WHAT THE TASK REQUIRES | Below is a block of records. Copy every line in it that contains the word "kind".

DATA RECORDS Block Start

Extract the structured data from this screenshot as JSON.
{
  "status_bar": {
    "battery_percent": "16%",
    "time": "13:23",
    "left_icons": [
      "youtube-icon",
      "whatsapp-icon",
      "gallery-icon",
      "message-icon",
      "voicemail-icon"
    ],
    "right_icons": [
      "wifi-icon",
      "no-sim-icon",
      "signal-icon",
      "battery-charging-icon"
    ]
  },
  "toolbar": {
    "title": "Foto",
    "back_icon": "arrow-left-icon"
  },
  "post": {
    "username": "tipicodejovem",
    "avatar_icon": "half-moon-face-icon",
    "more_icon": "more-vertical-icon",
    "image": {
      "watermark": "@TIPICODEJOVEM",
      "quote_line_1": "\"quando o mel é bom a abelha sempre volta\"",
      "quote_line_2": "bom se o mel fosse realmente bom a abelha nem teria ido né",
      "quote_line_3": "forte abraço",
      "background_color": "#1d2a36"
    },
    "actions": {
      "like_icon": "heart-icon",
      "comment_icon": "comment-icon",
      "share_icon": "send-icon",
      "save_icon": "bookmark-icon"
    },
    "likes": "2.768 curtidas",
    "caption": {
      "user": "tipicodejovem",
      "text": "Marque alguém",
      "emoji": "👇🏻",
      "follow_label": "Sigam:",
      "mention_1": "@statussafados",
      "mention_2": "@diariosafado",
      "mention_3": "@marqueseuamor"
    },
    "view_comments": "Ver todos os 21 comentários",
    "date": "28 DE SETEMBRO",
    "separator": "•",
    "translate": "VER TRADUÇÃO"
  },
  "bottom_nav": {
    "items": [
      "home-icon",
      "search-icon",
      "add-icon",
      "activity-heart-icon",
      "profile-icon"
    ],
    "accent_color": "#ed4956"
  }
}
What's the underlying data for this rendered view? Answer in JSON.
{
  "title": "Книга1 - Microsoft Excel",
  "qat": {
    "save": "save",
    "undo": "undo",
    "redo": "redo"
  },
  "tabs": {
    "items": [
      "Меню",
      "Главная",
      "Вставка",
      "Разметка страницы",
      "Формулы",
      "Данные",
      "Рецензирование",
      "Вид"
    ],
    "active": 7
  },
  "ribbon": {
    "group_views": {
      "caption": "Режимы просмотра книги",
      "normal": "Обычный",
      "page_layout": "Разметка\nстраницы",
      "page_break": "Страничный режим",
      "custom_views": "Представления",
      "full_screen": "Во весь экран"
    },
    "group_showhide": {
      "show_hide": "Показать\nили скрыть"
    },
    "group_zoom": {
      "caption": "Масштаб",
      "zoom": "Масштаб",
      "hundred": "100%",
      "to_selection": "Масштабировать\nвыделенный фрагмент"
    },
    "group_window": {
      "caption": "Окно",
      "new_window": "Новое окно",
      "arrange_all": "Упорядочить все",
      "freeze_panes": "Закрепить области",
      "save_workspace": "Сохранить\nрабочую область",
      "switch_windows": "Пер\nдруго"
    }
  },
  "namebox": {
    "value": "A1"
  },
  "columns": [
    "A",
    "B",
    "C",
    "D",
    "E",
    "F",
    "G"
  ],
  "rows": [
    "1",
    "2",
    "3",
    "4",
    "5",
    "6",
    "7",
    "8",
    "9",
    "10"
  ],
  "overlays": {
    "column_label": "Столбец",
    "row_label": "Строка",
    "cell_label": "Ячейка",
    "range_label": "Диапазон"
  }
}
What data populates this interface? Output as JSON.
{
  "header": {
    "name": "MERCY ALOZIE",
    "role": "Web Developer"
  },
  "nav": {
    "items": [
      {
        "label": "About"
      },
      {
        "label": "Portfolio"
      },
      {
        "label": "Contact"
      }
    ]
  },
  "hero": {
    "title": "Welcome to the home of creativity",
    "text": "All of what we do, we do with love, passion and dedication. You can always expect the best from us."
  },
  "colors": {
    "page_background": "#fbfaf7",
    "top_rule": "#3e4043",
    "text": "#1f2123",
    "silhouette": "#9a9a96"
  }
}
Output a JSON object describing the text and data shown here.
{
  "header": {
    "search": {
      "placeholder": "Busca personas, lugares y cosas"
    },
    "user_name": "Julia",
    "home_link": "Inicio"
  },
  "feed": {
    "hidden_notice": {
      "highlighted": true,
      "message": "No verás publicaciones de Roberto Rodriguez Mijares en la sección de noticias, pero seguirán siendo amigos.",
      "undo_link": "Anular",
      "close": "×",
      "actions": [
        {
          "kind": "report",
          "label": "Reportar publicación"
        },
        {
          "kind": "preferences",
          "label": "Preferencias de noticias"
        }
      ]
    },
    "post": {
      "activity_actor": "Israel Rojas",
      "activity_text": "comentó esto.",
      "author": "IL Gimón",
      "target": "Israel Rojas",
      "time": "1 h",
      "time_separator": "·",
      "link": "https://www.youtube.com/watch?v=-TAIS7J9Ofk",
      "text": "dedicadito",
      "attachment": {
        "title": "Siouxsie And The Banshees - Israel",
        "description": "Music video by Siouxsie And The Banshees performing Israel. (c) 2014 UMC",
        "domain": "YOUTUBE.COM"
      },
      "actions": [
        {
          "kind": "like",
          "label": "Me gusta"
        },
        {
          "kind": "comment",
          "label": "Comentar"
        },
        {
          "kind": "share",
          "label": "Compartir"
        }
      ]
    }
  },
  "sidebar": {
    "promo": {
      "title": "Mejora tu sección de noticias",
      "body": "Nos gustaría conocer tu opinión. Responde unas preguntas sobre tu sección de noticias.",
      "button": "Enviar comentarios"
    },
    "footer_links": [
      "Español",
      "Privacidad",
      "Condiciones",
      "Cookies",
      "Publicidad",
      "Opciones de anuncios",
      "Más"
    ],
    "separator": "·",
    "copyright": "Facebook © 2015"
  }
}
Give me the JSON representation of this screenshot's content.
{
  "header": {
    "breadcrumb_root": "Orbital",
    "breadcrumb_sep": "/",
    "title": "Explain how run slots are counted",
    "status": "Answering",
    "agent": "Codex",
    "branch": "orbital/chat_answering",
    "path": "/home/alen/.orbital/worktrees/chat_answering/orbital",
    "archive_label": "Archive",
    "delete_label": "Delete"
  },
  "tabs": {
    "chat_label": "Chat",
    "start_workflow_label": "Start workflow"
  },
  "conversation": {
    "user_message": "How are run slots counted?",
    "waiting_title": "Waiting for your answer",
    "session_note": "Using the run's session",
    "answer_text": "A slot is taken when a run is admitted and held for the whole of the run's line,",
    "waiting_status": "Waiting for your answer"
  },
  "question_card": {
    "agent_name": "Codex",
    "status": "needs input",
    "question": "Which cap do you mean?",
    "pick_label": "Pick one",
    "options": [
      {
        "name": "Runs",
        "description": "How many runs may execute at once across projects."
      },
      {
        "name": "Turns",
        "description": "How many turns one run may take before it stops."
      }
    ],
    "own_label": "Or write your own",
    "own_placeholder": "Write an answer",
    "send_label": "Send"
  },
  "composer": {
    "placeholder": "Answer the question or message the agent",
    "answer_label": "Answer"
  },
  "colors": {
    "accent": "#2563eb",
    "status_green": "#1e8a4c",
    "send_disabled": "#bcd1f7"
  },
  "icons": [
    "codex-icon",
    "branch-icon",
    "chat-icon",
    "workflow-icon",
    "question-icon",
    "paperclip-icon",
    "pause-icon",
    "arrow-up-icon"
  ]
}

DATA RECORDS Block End

ANSWER BELOW |
          "kind": "report",
          "kind": "preferences",
          "kind": "like",
          "kind": "comment",
          "kind": "share",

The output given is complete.